**What the task requires:** Among the entries below, how many lines hold "lilaccountz"? Reply with the number only.

**Entries shown:**
-.-.-
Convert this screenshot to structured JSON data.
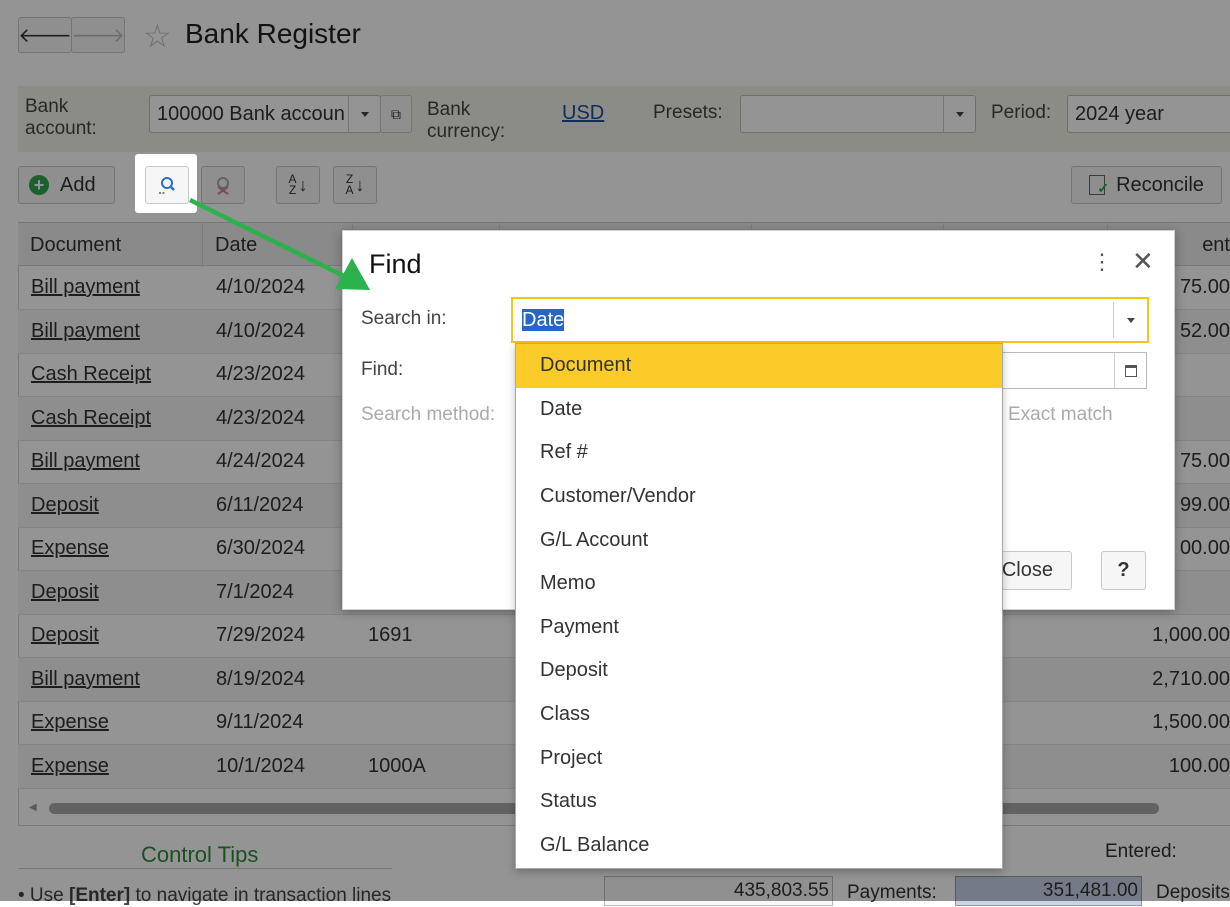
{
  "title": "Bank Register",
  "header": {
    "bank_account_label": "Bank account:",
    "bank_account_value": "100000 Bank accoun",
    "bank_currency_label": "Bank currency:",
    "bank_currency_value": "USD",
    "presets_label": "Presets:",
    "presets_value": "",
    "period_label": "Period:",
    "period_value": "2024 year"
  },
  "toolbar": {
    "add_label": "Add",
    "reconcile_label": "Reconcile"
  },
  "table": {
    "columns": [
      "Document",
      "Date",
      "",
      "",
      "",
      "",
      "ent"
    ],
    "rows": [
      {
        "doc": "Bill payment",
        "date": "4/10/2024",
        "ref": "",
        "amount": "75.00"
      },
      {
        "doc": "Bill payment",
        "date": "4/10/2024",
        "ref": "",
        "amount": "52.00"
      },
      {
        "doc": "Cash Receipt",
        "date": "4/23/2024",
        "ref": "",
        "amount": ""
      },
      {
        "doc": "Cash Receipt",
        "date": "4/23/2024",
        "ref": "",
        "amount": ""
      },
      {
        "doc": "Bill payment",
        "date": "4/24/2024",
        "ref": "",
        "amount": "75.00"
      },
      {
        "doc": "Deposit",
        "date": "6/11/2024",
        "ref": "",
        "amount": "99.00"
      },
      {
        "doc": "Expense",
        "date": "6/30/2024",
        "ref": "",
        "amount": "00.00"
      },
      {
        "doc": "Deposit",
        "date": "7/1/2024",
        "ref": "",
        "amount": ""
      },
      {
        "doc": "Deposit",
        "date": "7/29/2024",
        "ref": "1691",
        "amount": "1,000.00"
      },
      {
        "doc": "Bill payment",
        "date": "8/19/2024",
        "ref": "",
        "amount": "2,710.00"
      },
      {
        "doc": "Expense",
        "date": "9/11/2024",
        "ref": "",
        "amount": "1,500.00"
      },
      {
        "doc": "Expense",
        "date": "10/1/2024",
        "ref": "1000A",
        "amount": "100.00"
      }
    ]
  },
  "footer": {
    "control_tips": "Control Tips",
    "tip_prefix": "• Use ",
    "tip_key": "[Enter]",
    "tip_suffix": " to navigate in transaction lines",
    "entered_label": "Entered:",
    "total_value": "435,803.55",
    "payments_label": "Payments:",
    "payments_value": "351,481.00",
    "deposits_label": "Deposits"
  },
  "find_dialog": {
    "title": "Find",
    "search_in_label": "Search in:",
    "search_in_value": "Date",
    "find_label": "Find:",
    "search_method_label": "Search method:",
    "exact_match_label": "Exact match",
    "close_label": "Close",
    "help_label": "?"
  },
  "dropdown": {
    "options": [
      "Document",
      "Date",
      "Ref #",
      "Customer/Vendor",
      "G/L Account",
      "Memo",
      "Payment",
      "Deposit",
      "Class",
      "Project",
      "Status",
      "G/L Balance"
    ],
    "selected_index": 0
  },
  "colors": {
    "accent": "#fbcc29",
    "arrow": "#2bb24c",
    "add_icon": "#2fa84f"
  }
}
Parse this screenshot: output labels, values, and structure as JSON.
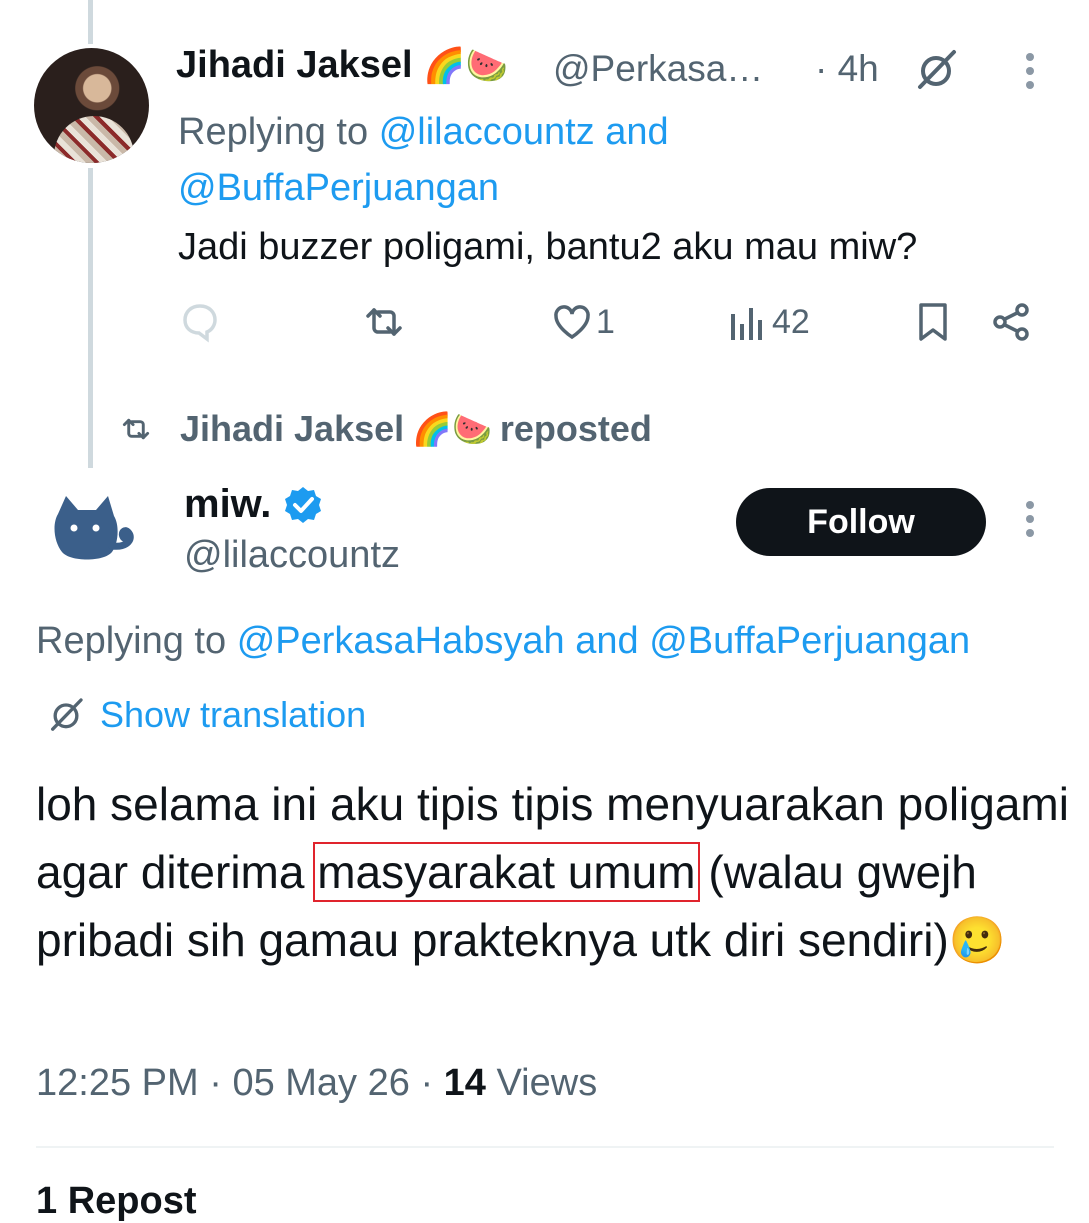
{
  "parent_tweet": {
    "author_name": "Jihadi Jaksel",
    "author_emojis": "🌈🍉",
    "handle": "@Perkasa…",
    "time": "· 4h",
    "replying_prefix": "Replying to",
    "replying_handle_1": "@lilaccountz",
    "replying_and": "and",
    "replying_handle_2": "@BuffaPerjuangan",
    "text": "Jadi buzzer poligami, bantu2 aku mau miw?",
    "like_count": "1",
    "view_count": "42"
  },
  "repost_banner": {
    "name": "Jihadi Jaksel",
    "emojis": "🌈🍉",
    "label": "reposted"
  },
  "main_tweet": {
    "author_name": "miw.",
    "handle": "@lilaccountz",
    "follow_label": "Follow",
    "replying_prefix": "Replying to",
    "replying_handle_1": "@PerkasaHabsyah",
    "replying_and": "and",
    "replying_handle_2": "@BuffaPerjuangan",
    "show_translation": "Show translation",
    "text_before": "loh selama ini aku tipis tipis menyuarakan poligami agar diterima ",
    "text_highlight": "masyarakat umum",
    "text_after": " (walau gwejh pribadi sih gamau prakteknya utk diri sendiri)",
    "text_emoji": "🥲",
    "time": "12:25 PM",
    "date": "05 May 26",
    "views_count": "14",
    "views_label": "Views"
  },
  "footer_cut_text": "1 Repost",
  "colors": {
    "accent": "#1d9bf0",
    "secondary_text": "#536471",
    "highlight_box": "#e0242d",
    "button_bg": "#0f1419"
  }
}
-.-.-
**Solution to this problem:** 2